      A lively and juicy white with waves of yellow apples, fresh lime, and Asian pears, then a small handful of white flowers in tow. The fruit is concentrated and pristine; I’m thinking fish tacos, spicy tuna rolls, or clam chowder. Actually, anything that swims will come up a treat.


      Esporão Monte Velho Tinto 2015

      ($18 to $21, private liquor stores)

      This is the red counterpart to the previous wine, and although it’s composed of indigenous Portuguese varieties like Touriga Nacional and Trincadeira (which are commonly used in port production), there’s also Aragonez in there (which is just a synonym for the Tempranillo variety more commonly associated with Spain), and then a little splash of Syrah rounds things out.
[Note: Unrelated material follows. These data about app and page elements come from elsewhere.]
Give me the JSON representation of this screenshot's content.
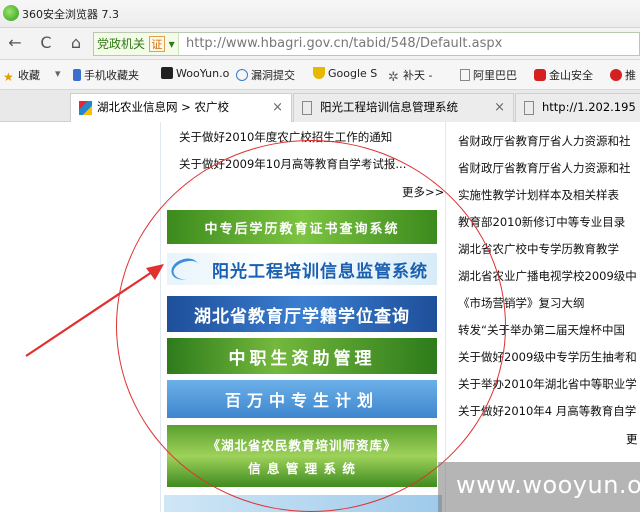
{
  "window": {
    "title": "360安全浏览器 7.3"
  },
  "navbar": {
    "back": "←",
    "refresh": "C",
    "home": "⌂",
    "cert_label": "党政机关",
    "cert_badge": "证",
    "cert_drop": "▾",
    "url": "http://www.hbagri.gov.cn/tabid/548/Default.aspx"
  },
  "bookmarks": [
    {
      "label": "收藏",
      "icon": "star-icon"
    },
    {
      "label": "▾",
      "icon": ""
    },
    {
      "label": "手机收藏夹",
      "icon": "phone-icon"
    },
    {
      "label": "WooYun.o",
      "icon": "wooyun-icon"
    },
    {
      "label": "漏洞提交",
      "icon": "globe-icon"
    },
    {
      "label": "Google S",
      "icon": "trophy-icon"
    },
    {
      "label": "补天 -",
      "icon": "gear-icon"
    },
    {
      "label": "阿里巴巴",
      "icon": "page-icon"
    },
    {
      "label": "金山安全",
      "icon": "kingsoft-icon"
    },
    {
      "label": "推",
      "icon": "tui-icon"
    }
  ],
  "tabs": [
    {
      "label": "湖北农业信息网 > 农广校",
      "close": "×"
    },
    {
      "label": "阳光工程培训信息管理系统",
      "close": "×"
    },
    {
      "label": "http://1.202.195",
      "close": ""
    }
  ],
  "left_news": [
    "关于做好2010年度农广校招生工作的通知",
    "关于做好2009年10月高等教育自学考试报..."
  ],
  "left_more": "更多>>",
  "banners": {
    "b1": "中专后学历教育证书查询系统",
    "b2": "阳光工程培训信息监管系统",
    "b3": "湖北省教育厅学籍学位查询",
    "b4": "中职生资助管理",
    "b5": "百万中专生计划",
    "b6_line1": "《湖北省农民教育培训师资库》",
    "b6_line2": "信 息 管 理 系 统"
  },
  "right_links": [
    "省财政厅省教育厅省人力资源和社",
    "省财政厅省教育厅省人力资源和社",
    "实施性教学计划样本及相关样表",
    "教育部2010新修订中等专业目录",
    "湖北省农广校中专学历教育教学",
    "湖北省农业广播电视学校2009级中",
    "《市场营销学》复习大纲",
    "转发“关于举办第二届天煌杯中国",
    "关于做好2009级中专学历生抽考和",
    "关于举办2010年湖北省中等职业学",
    "关于做好2010年4 月高等教育自学"
  ],
  "right_more": "更",
  "watermark": "www.wooyun.org",
  "colors": {
    "annotation_red": "#e03030",
    "accent_green": "#2d7a10"
  }
}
Six months of oak aging frames a good smattering of dark- berry fruit, with liberal dustings of cocoa and anise finishing things off. Both of these wines were most recently spotted at Kitsilano’s New District, but if you can’t make it all the way to deep Dunbar, they’re always keen to deliver.



      Casa Santos Lima Bonavita Tinto 2013

      ($14 to $17, private liquor stores)

      What a bargain! Gobs of juicy black fruit, Coronation grapes, and a good dash of pepper make this a cheery crowd pleaser that begs for grilled burgers piled high with bacon, mushrooms, and sharp cheddar. Marquis Wine Cellars on Davie Street currently has it in good supply.


      Casa Santos Lima Confidencial Reserva Tinto 2013

      ($15.99, B.C. Liquor Stores)

      This one’s an exclusive at B.C. Liquor Stores and available in the majority of locations, so there’s no reason to not be jumping on it, and soon! Fresh-picked, sun-warmed, ripe blackberries mingle with crunchy cherries and a dollop of blueberry jam, and they’re all polished off with a quick shot of espresso. A fantastic value at 16 bucks, it totally punches above its weight.



      José Maria Da Fonseca Periquita Reserva 2014

      ($15.99, B.C. Liquor Stores)

      Okay, the regular Periquita at $8.99 has long been one of the best bang-for-your-buck cheapies on B.C. Liquor Store shelves, but this reserva edition at $15.99 surpasses it in quality and tastiness by leaps and bounds. A cornucopia of berries is spiked with cloves, allspice, cinnamon, and orange peel, with solid complexity and charisma. You may even want to decant this one, to let all of those flavours sing a little louder.


      José Maria Da Fonseca José de Sousa Alentejano 2014

      ($16.79, B.C. Liquor Stores)

      The first three words I wrote upon tasting this wine were: “Fresh! Fresh! Fresh!” The ripe raspberries and cherries are ultrabright, and they’re held aloft by aromatic herbs like eucalyptus, lemon verbena, rosemary, and lavender. I think this is destined to be my pizza wine of the season.